According to the Window & Door Manufacturers Association in Des Plaines, Ill., 67.1 million window units were sold last year for both new construction and remodeling/replacement. Of those, 25.2 million were wood windows of which 11.3 million involved remodeling or replacement. Jeff Lowinski, the association's acting president, says that wood windows are holding their own for many reasons, one being increased demand for upscale replacement products.
Contractors who install primarily wood windows agree that it's the upscale customer who is looking to replace with wood. Wood window customers tend to be older and more affluent, observes Aaron Westmoreland, general manager for Wood Windows in Boise, Idaho, which sells vinyl as well as wood replacement windows. David Matus, co-owner of Matus Windows, Glenside, Pa., concurs. “To some extent you're dealing with an upscale clientele,” he says.
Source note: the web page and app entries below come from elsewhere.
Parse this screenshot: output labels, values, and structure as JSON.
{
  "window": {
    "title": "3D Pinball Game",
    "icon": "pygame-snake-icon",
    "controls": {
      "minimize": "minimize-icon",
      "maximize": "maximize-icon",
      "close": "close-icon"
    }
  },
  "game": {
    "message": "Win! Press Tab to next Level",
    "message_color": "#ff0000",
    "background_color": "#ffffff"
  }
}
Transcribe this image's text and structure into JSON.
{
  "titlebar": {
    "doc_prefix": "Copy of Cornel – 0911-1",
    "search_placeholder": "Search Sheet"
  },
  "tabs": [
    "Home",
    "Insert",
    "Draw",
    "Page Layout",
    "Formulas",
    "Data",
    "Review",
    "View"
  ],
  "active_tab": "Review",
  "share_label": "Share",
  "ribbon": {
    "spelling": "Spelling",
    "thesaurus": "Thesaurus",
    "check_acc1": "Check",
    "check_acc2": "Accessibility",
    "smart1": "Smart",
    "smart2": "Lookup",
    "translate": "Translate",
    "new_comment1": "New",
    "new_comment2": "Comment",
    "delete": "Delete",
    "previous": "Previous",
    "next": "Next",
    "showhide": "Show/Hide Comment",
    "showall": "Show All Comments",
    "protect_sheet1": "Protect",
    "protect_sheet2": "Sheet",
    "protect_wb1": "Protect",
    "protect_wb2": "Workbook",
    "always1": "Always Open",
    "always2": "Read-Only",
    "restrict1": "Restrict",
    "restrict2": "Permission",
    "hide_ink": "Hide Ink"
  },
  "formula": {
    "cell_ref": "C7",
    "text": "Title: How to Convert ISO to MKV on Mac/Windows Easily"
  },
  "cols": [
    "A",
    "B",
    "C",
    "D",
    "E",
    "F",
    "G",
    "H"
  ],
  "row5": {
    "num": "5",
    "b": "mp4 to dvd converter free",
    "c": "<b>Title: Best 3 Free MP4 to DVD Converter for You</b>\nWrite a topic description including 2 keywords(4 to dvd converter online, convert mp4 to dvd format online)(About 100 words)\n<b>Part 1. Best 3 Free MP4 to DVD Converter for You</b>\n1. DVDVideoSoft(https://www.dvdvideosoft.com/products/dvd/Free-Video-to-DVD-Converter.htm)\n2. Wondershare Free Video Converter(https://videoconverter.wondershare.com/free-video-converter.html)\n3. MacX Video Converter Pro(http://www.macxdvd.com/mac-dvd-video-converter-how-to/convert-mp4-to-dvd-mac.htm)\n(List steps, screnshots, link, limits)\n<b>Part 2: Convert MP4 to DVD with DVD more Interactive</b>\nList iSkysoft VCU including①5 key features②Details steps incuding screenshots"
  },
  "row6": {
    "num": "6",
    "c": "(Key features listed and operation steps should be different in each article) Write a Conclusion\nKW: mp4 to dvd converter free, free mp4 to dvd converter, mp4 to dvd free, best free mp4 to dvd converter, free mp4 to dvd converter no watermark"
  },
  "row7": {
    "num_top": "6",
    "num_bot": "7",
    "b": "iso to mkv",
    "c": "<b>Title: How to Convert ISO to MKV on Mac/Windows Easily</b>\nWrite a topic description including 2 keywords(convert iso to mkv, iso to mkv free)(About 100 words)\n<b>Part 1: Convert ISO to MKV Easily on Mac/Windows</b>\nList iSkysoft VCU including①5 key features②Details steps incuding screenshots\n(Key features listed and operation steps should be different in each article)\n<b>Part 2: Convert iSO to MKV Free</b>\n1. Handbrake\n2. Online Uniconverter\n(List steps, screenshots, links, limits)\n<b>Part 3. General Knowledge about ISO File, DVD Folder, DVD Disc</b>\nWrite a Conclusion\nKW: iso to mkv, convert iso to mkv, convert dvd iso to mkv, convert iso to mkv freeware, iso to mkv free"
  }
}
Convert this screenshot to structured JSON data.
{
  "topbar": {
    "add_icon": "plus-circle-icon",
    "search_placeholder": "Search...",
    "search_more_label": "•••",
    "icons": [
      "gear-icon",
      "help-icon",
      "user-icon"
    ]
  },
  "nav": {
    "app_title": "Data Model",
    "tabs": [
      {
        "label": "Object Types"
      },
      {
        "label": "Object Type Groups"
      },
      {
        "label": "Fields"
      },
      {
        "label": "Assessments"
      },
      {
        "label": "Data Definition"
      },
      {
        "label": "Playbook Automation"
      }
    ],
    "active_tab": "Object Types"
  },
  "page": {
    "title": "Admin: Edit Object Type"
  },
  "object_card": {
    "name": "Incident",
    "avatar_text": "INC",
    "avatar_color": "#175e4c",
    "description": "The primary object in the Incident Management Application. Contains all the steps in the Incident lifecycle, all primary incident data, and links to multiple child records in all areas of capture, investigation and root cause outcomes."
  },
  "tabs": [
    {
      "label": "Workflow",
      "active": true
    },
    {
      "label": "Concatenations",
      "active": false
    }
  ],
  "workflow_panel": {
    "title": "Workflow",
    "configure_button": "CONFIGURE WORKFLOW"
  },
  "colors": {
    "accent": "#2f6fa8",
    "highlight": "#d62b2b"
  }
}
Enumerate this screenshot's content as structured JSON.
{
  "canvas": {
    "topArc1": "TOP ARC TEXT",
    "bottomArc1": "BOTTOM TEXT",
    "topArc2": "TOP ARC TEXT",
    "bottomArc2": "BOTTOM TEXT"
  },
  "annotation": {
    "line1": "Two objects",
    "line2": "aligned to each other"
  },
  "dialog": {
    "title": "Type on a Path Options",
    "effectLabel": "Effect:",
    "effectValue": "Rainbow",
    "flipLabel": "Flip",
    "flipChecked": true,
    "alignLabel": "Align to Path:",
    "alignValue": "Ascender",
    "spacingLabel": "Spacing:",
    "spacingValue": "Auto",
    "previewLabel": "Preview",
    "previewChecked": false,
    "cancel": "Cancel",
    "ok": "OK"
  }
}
Product Knowledge Difference Westmoreland and Matus agree that when it comes to wood, there's more to know and deal with. “More options, more colors, more types of wood, different grids and jambs,” Westmoreland says. “You have to know the product inside and out,” Matus adds.
Installing differs as well, with wood windows generally being more challenging. “You certainly need someone with good carpentry skills, but it depends on the type of window,” Matus points out. “Some double-hung wood windows install very similarly to vinyl and go in easily, but there's always going to be a bit of carpentry work involved.”
At Wilson Colonial Exteriors in the Chicago suburb of Mundelein, salespeople emphasize not just aesthetics but also the value added to the home and the 28-year-old company's ability to service the product. Operations manager Jack McGann says that prior to installation, Wilson Colonial will paint or stain to match interiors, then send its painter to the home to put the finishing touches on the job.
Wood Window Mind Set Probably the most important difference between vinyl and wood windows is the mindset. For salespeople, Matus says, “it's a matter of believing in the product. Some vinyl guys don't get it. They can see that the wood window looks nicer, but they don't have an appreciation for the aesthetics.”
Wood window customers, on the other hand, want what they want. “They're usually more concerned with the aesthetics and the quality, and they're willing to spend the extra money to get them,” Matus says. And they want first-class installation, too. “When a customer is spending $1,000 on a window, it better look good.”